++++ Data to process
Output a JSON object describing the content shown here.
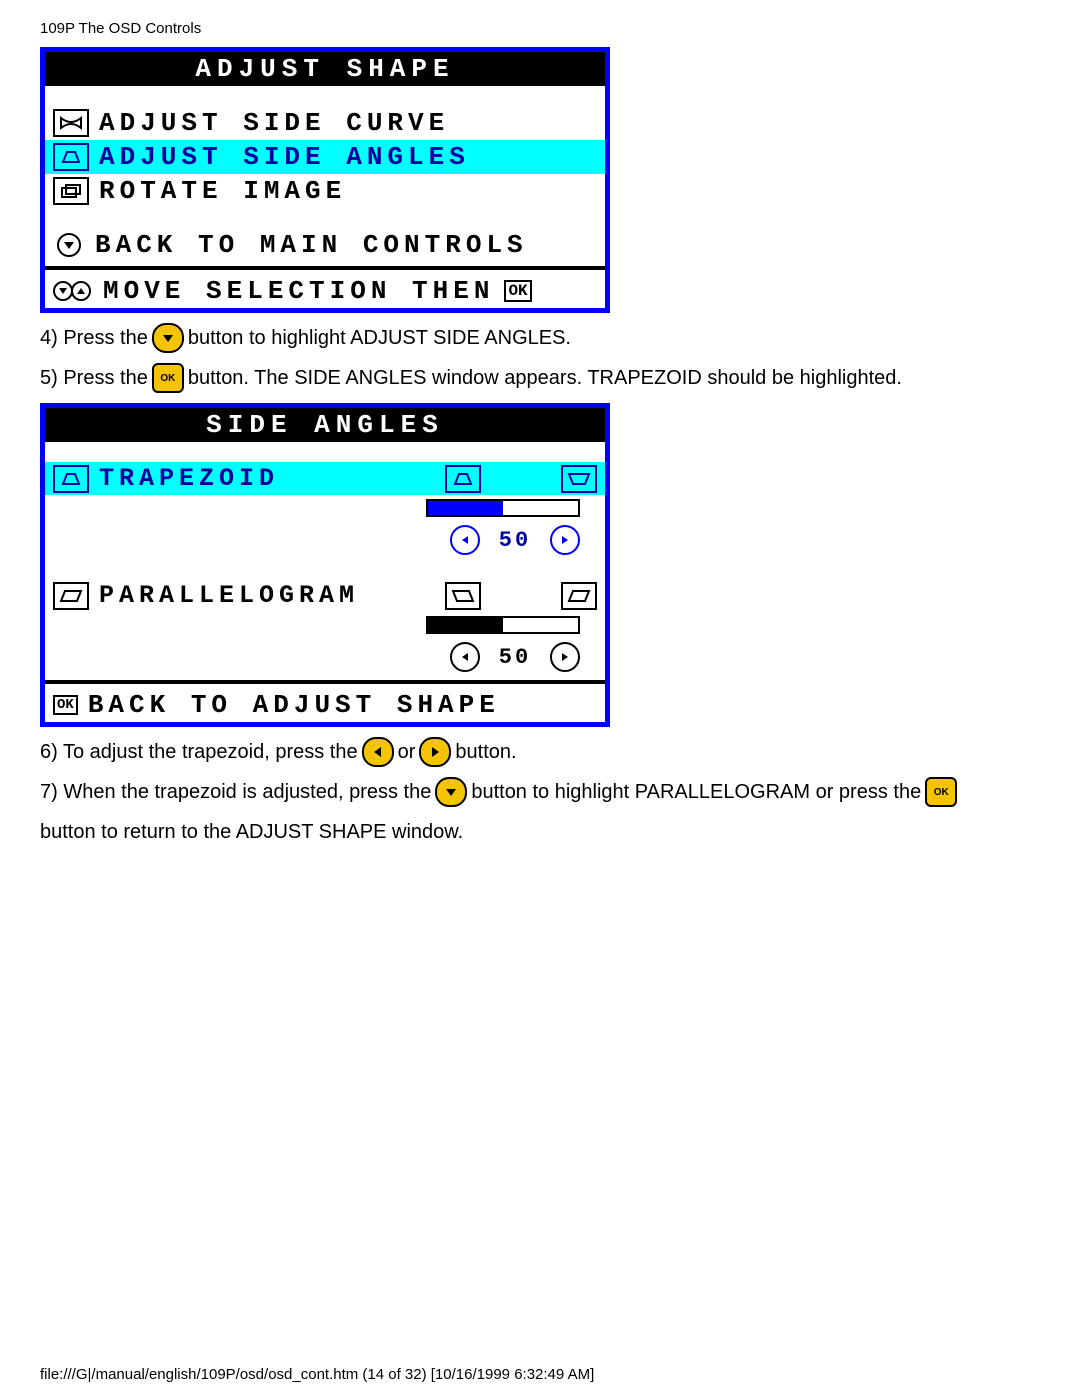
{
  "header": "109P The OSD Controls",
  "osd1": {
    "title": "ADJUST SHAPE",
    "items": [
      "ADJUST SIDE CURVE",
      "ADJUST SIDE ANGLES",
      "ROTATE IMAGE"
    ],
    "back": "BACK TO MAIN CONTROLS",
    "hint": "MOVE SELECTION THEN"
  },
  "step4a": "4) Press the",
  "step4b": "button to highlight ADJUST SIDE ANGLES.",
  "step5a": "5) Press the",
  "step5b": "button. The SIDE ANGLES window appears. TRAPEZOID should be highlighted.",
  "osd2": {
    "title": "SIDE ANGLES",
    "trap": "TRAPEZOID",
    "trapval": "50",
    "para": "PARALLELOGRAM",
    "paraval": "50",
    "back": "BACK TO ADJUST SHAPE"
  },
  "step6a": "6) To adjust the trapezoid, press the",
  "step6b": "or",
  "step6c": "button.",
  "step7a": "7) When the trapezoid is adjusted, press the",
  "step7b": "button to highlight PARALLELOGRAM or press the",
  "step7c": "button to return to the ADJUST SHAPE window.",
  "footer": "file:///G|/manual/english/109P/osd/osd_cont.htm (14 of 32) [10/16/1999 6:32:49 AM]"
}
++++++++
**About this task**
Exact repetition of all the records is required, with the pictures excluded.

**Answer**
Output a JSON object describing the content shown here.
{
  "header": "109P The OSD Controls",
  "osd1": {
    "title": "ADJUST SHAPE",
    "items": [
      "ADJUST SIDE CURVE",
      "ADJUST SIDE ANGLES",
      "ROTATE IMAGE"
    ],
    "back": "BACK TO MAIN CONTROLS",
    "hint": "MOVE SELECTION THEN"
  },
  "step4a": "4) Press the",
  "step4b": "button to highlight ADJUST SIDE ANGLES.",
  "step5a": "5) Press the",
  "step5b": "button. The SIDE ANGLES window appears. TRAPEZOID should be highlighted.",
  "osd2": {
    "title": "SIDE ANGLES",
    "trap": "TRAPEZOID",
    "trapval": "50",
    "para": "PARALLELOGRAM",
    "paraval": "50",
    "back": "BACK TO ADJUST SHAPE"
  },
  "step6a": "6) To adjust the trapezoid, press the",
  "step6b": "or",
  "step6c": "button.",
  "step7a": "7) When the trapezoid is adjusted, press the",
  "step7b": "button to highlight PARALLELOGRAM or press the",
  "step7c": "button to return to the ADJUST SHAPE window.",
  "footer": "file:///G|/manual/english/109P/osd/osd_cont.htm (14 of 32) [10/16/1999 6:32:49 AM]"
}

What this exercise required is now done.